Los Angeles Homelessness Services Authority (2019). Female Data Summary. Accessed 1/28/2020 from: https://www.lahsa.org/documents?id=4019-hc2019-females-data-summary
Los Angeles Homelessness Services Authority (2019). City of Los Angeles Data Summary. Accessed 1/28/2020 from: https://www.lahsa.org/documents?id=3421-2019-greater-los-angeles-homeless-count-city-of-los-angeles.pdf
National Equity Atlas (2017). When Renters Rise, Cities Thrive. Accessed 2/4/2020 from: https://nationalequityatlas.org/sites/default/files/National-Fact-Sheet.pdf
USC Price Center for Social Innovation (2019). City of Los Angeles Women's Housing Gap Analysis. Accessed 1/28/2020 from: https://www.downtownwomenscenter.org/wp-content/uploads/2019/12/Womens-Housing-Gaps-Analysis_Final.pdf

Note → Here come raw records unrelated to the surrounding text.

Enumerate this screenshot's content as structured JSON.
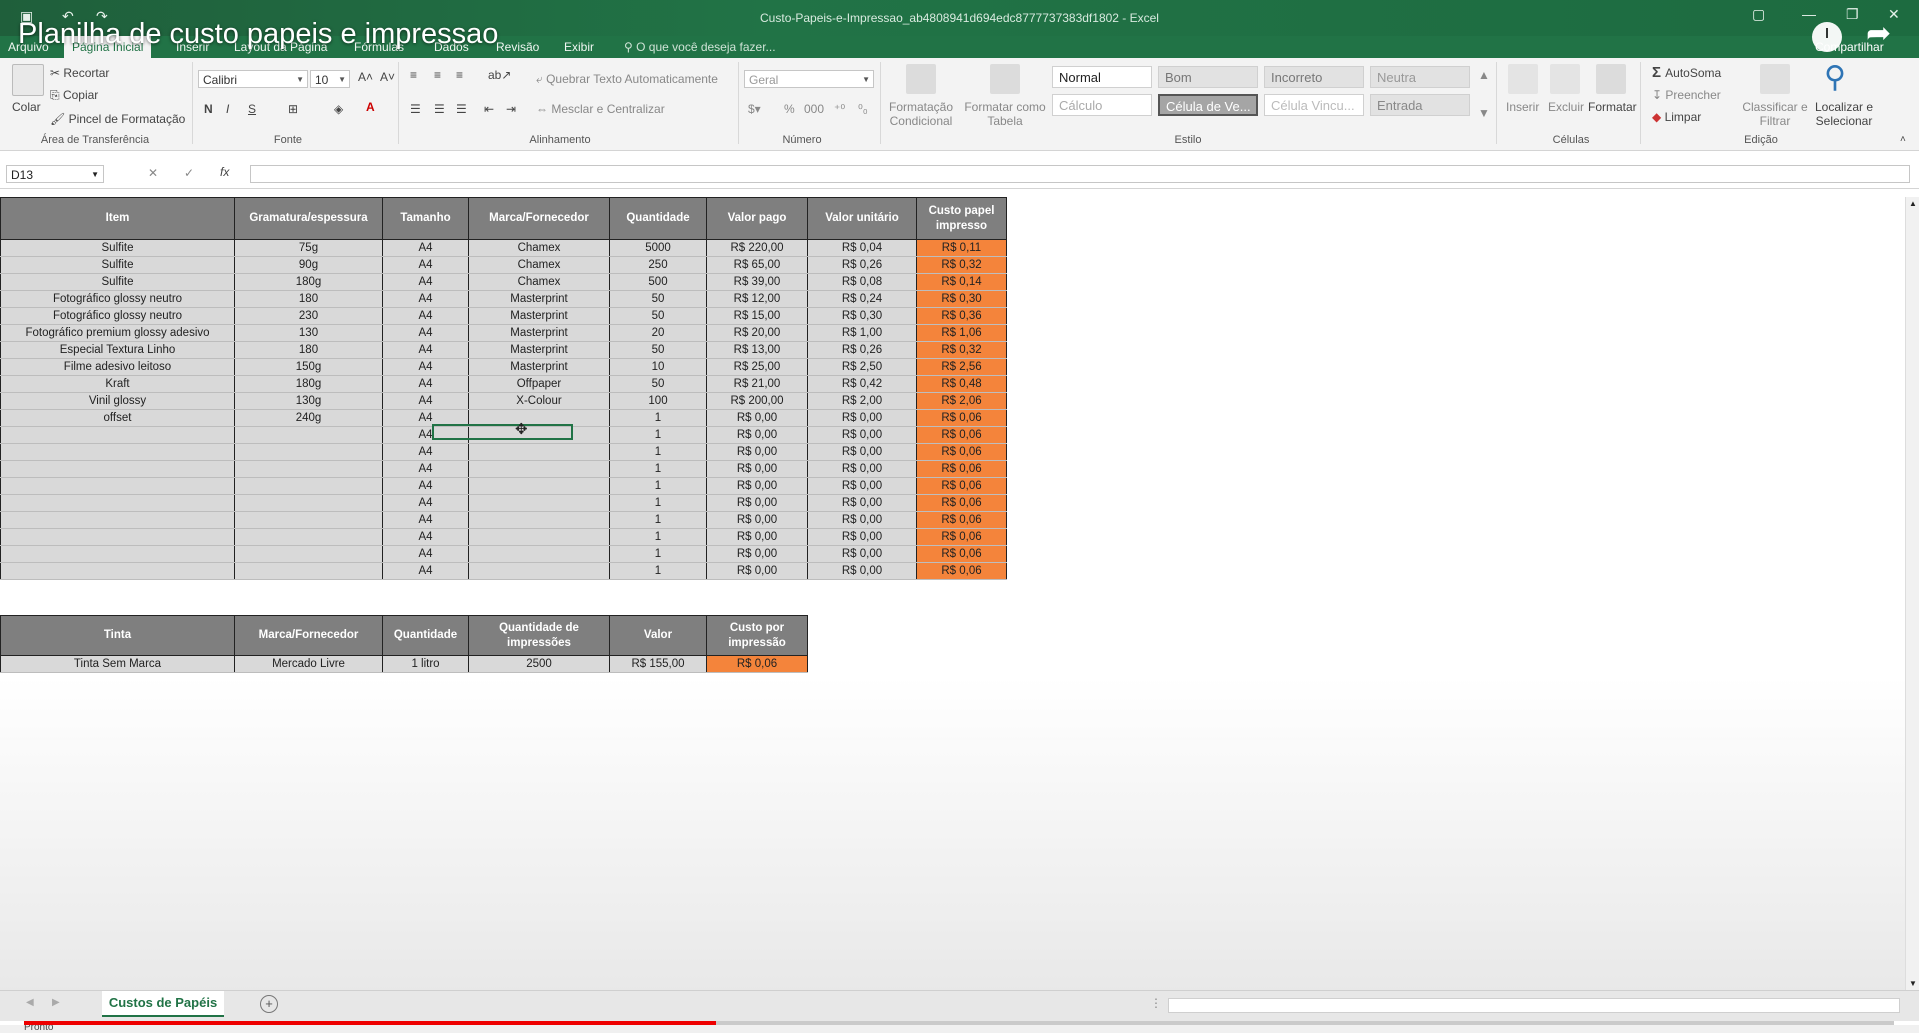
{
  "video": {
    "title": "Planilha de custo papeis e impressao",
    "progress_fraction": 0.37
  },
  "window": {
    "title": "Custo-Papeis-e-Impressao_ab4808941d694edc8777737383df1802 - Excel"
  },
  "menu": {
    "tabs": [
      "Arquivo",
      "Página Inicial",
      "Inserir",
      "Layout da Página",
      "Fórmulas",
      "Dados",
      "Revisão",
      "Exibir"
    ],
    "tell_me": "O que você deseja fazer...",
    "share": "Compartilhar"
  },
  "ribbon": {
    "clipboard": {
      "paste": "Colar",
      "cut": "Recortar",
      "copy": "Copiar",
      "format_painter": "Pincel de Formatação",
      "label": "Área de Transferência"
    },
    "font": {
      "name": "Calibri",
      "size": "10",
      "bold": "N",
      "italic": "I",
      "underline": "S",
      "label": "Fonte"
    },
    "alignment": {
      "wrap": "Quebrar Texto Automaticamente",
      "merge": "Mesclar e Centralizar",
      "label": "Alinhamento"
    },
    "number": {
      "format": "Geral",
      "label": "Número"
    },
    "styles": {
      "conditional": "Formatação Condicional",
      "format_table": "Formatar como Tabela",
      "cells": [
        "Normal",
        "Bom",
        "Incorreto",
        "Neutra",
        "Cálculo",
        "Célula de Ve...",
        "Célula Vincu...",
        "Entrada"
      ],
      "label": "Estilo"
    },
    "cells": {
      "insert": "Inserir",
      "delete": "Excluir",
      "format": "Formatar",
      "label": "Células"
    },
    "editing": {
      "autosum": "AutoSoma",
      "fill": "Preencher",
      "clear": "Limpar",
      "sort": "Classificar e Filtrar",
      "find": "Localizar e Selecionar",
      "label": "Edição"
    }
  },
  "formula_bar": {
    "name_box": "D13",
    "fx": "fx",
    "value": ""
  },
  "paper_table": {
    "headers": [
      "Item",
      "Gramatura/espessura",
      "Tamanho",
      "Marca/Fornecedor",
      "Quantidade",
      "Valor pago",
      "Valor unitário",
      "Custo papel impresso"
    ],
    "rows": [
      [
        "Sulfite",
        "75g",
        "A4",
        "Chamex",
        "5000",
        "R$ 220,00",
        "R$ 0,04",
        "R$ 0,11"
      ],
      [
        "Sulfite",
        "90g",
        "A4",
        "Chamex",
        "250",
        "R$ 65,00",
        "R$ 0,26",
        "R$ 0,32"
      ],
      [
        "Sulfite",
        "180g",
        "A4",
        "Chamex",
        "500",
        "R$ 39,00",
        "R$ 0,08",
        "R$ 0,14"
      ],
      [
        "Fotográfico glossy neutro",
        "180",
        "A4",
        "Masterprint",
        "50",
        "R$ 12,00",
        "R$ 0,24",
        "R$ 0,30"
      ],
      [
        "Fotográfico glossy neutro",
        "230",
        "A4",
        "Masterprint",
        "50",
        "R$ 15,00",
        "R$ 0,30",
        "R$ 0,36"
      ],
      [
        "Fotográfico premium glossy adesivo",
        "130",
        "A4",
        "Masterprint",
        "20",
        "R$ 20,00",
        "R$ 1,00",
        "R$ 1,06"
      ],
      [
        "Especial Textura Linho",
        "180",
        "A4",
        "Masterprint",
        "50",
        "R$ 13,00",
        "R$ 0,26",
        "R$ 0,32"
      ],
      [
        "Filme adesivo leitoso",
        "150g",
        "A4",
        "Masterprint",
        "10",
        "R$ 25,00",
        "R$ 2,50",
        "R$ 2,56"
      ],
      [
        "Kraft",
        "180g",
        "A4",
        "Offpaper",
        "50",
        "R$ 21,00",
        "R$ 0,42",
        "R$ 0,48"
      ],
      [
        "Vinil glossy",
        "130g",
        "A4",
        "X-Colour",
        "100",
        "R$ 200,00",
        "R$ 2,00",
        "R$ 2,06"
      ],
      [
        "offset",
        "240g",
        "A4",
        "",
        "1",
        "R$ 0,00",
        "R$ 0,00",
        "R$ 0,06"
      ],
      [
        "",
        "",
        "A4",
        "",
        "1",
        "R$ 0,00",
        "R$ 0,00",
        "R$ 0,06"
      ],
      [
        "",
        "",
        "A4",
        "",
        "1",
        "R$ 0,00",
        "R$ 0,00",
        "R$ 0,06"
      ],
      [
        "",
        "",
        "A4",
        "",
        "1",
        "R$ 0,00",
        "R$ 0,00",
        "R$ 0,06"
      ],
      [
        "",
        "",
        "A4",
        "",
        "1",
        "R$ 0,00",
        "R$ 0,00",
        "R$ 0,06"
      ],
      [
        "",
        "",
        "A4",
        "",
        "1",
        "R$ 0,00",
        "R$ 0,00",
        "R$ 0,06"
      ],
      [
        "",
        "",
        "A4",
        "",
        "1",
        "R$ 0,00",
        "R$ 0,00",
        "R$ 0,06"
      ],
      [
        "",
        "",
        "A4",
        "",
        "1",
        "R$ 0,00",
        "R$ 0,00",
        "R$ 0,06"
      ],
      [
        "",
        "",
        "A4",
        "",
        "1",
        "R$ 0,00",
        "R$ 0,00",
        "R$ 0,06"
      ],
      [
        "",
        "",
        "A4",
        "",
        "1",
        "R$ 0,00",
        "R$ 0,00",
        "R$ 0,06"
      ]
    ]
  },
  "ink_table": {
    "headers": [
      "Tinta",
      "Marca/Fornecedor",
      "Quantidade",
      "Quantidade de impressões",
      "Valor",
      "Custo por impressão"
    ],
    "rows": [
      [
        "Tinta Sem Marca",
        "Mercado Livre",
        "1 litro",
        "2500",
        "R$ 155,00",
        "R$ 0,06"
      ]
    ]
  },
  "sheet_tabs": {
    "active": "Custos de Papéis"
  },
  "status": {
    "text": "Pronto"
  },
  "colors": {
    "excel_green": "#217346",
    "cost_orange": "#f4843b",
    "header_gray": "#7f7f7f",
    "cell_gray": "#d9d9d9"
  }
}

World Health Organization. (2012). Understanding and Addressing Violence Against Women. Accessed 1/26/2020 from: https://apps.who.int/iris/bitstream/handle/10665/77432/WHO_RHR_12.36_eng.pdf;jsessionid=2AC48B50292CB66E99EF6C6FFE6090ED?sequence=1